EEG or Electroencephalography after TBI

EEG Graphic


Normal brain function involves continuous electrical activity of neurons.  An EEG can record some of this activity.  Electrodes are placed on the scalp.  The electrodes are connected to apparatus that measures electrical potential differences.  They record patterns, also known as brain waves.  They focus on the activity of the cortex rather than activity of the white matter of the brain.  Each of us have a different brain wave pattern.  You could imagine this as a fingerprint of the brain.  There are four different classifications of waves;

  • Alpha Waves
  • Beta Waves
  • Theta Waves
  • Delta Waves

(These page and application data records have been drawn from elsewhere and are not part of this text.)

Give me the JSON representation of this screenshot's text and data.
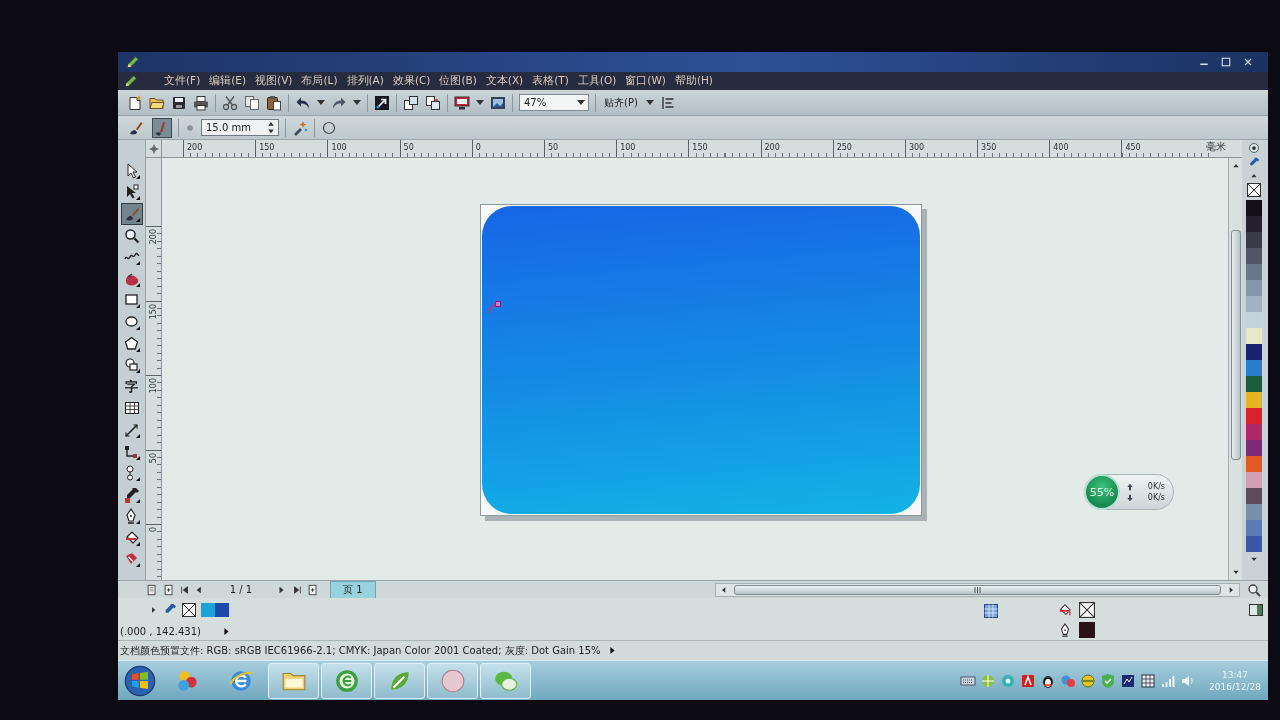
{
  "menu": [
    "文件(F)",
    "编辑(E)",
    "视图(V)",
    "布局(L)",
    "排列(A)",
    "效果(C)",
    "位图(B)",
    "文本(X)",
    "表格(T)",
    "工具(O)",
    "窗口(W)",
    "帮助(H)"
  ],
  "toolbar": {
    "zoom": "47%",
    "snap": "贴齐(P)"
  },
  "property_bar": {
    "tools": [
      {
        "selected": false
      },
      {
        "selected": true
      }
    ],
    "nib_size": "15.0 mm"
  },
  "toolbox": [
    {
      "selected": false
    },
    {
      "selected": false
    },
    {
      "selected": true
    },
    {
      "selected": false
    },
    {
      "selected": false
    },
    {
      "selected": false
    },
    {
      "selected": false
    },
    {
      "selected": false
    },
    {
      "selected": false
    },
    {
      "selected": false
    },
    {
      "selected": false,
      "label": "字"
    },
    {
      "selected": false
    },
    {
      "selected": false
    },
    {
      "selected": false
    },
    {
      "selected": false
    },
    {
      "selected": false
    },
    {
      "selected": false
    },
    {
      "selected": false
    },
    {
      "selected": false
    }
  ],
  "horizontal_ruler": {
    "labels": [
      "200",
      "150",
      "100",
      "50",
      "0",
      "50",
      "100",
      "150",
      "200",
      "250",
      "300",
      "350",
      "400",
      "450"
    ],
    "unit": "毫米"
  },
  "vertical_ruler": {
    "labels": [
      "200",
      "150",
      "100",
      "50",
      "0"
    ]
  },
  "network_monitor": {
    "usage": "55%",
    "upload": "0K/s",
    "download": "0K/s"
  },
  "color_palette": [
    {
      "color": "#140e16"
    },
    {
      "color": "#262030"
    },
    {
      "color": "#3a3a4a"
    },
    {
      "color": "#4e5668"
    },
    {
      "color": "#687688"
    },
    {
      "color": "#8496a8"
    },
    {
      "color": "#a2b2c2"
    },
    {
      "color": "#c4d2dc"
    },
    {
      "color": "#e6e8c8"
    },
    {
      "color": "#1c2272"
    },
    {
      "color": "#2a7ccc"
    },
    {
      "color": "#1a5c3c"
    },
    {
      "color": "#e8b422"
    },
    {
      "color": "#d8222e"
    },
    {
      "color": "#b0286a"
    },
    {
      "color": "#7e2a7a"
    },
    {
      "color": "#e05a22"
    },
    {
      "color": "#d2a0b2"
    },
    {
      "color": "#5e4a5a"
    },
    {
      "color": "#7890aa"
    },
    {
      "color": "#5a7cb4"
    },
    {
      "color": "#3c58a4"
    }
  ],
  "page_navigator": {
    "position": "1 / 1",
    "tabs": [
      {
        "label": "页 1",
        "selected": true
      }
    ]
  },
  "document_palette": [
    {
      "color": "#19a3d6"
    },
    {
      "color": "#1d4aa6"
    }
  ],
  "fill_outline": {
    "fill": {
      "kind": "none"
    },
    "outline": {
      "kind": "solid",
      "color": "#2a1218"
    }
  },
  "status_bar": {
    "coordinates": "(.000 , 142.431)",
    "color_profile": "文档颜色预置文件: RGB: sRGB IEC61966-2.1; CMYK: Japan Color 2001 Coated; 灰度: Dot Gain 15%"
  },
  "taskbar": {
    "time": "13:47",
    "date": "2016/12/28"
  }
}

Brain waves change with age, sensory stimulation, brain disease an the chemical state of the body.  EEG’s are used for research on sleep and for diagnosis of epilepsy and many types of brain lesions.  If the brain waves are too fast or too slow it is noted that the cortical cerebral function may be interfered with.  EEG can also help in the diagnoses of traumatic brain injury.  They use a scale to determine the severity of brain injury from mild to severe. Brain waves are always present even during unconsciousness or coma.  If they are not present it is consider a flat EEG and brain death.

EEG is a real time test so its diagnostic value is weak, especially when looking for subtle seizure activity.

EEG is:

  •  is only sensitive to brain abnormalities which occur while it is  being administered.
  •  is rarely positive in MTBI or concussion cases.
  •  is intended to be diagnostically sensitive for seizures.  Yet  because  it only give a report of what happened while “under the  hood,” so to  speak, it misses most seizure activity.
  •  is also a very outdated technology. We continue to hope for a breakthrough development where the capacity of  something like a smart phone, would be dedicated to a portable EEG device

by Attorney Gordon Johnson